## Materials provided

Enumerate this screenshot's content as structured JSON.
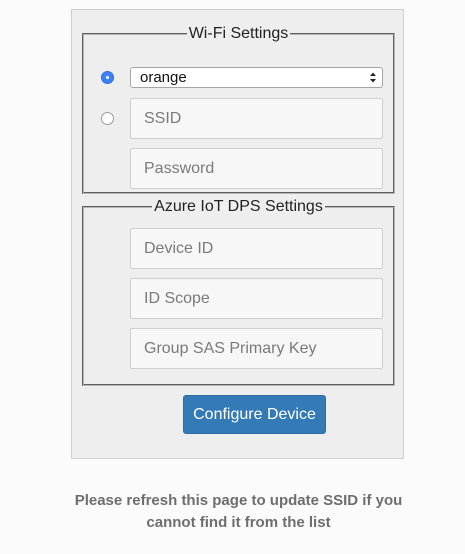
{
  "wifi": {
    "legend": "Wi-Fi Settings",
    "ssid_select_value": "orange",
    "ssid_placeholder": "SSID",
    "password_placeholder": "Password",
    "select_radio_checked": true,
    "manual_radio_checked": false
  },
  "azure": {
    "legend": "Azure IoT DPS Settings",
    "device_id_placeholder": "Device ID",
    "id_scope_placeholder": "ID Scope",
    "sas_key_placeholder": "Group SAS Primary Key"
  },
  "actions": {
    "configure_label": "Configure Device"
  },
  "note": "Please refresh this page to update SSID if you cannot find it from the list",
  "colors": {
    "accent": "#337ab7",
    "radio_selected": "#3b82f6"
  }
}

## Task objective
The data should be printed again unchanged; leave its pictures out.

## Answer section
Enumerate this screenshot's content as structured JSON.
{
  "wifi": {
    "legend": "Wi-Fi Settings",
    "ssid_select_value": "orange",
    "ssid_placeholder": "SSID",
    "password_placeholder": "Password",
    "select_radio_checked": true,
    "manual_radio_checked": false
  },
  "azure": {
    "legend": "Azure IoT DPS Settings",
    "device_id_placeholder": "Device ID",
    "id_scope_placeholder": "ID Scope",
    "sas_key_placeholder": "Group SAS Primary Key"
  },
  "actions": {
    "configure_label": "Configure Device"
  },
  "note": "Please refresh this page to update SSID if you cannot find it from the list",
  "colors": {
    "accent": "#337ab7",
    "radio_selected": "#3b82f6"
  }
}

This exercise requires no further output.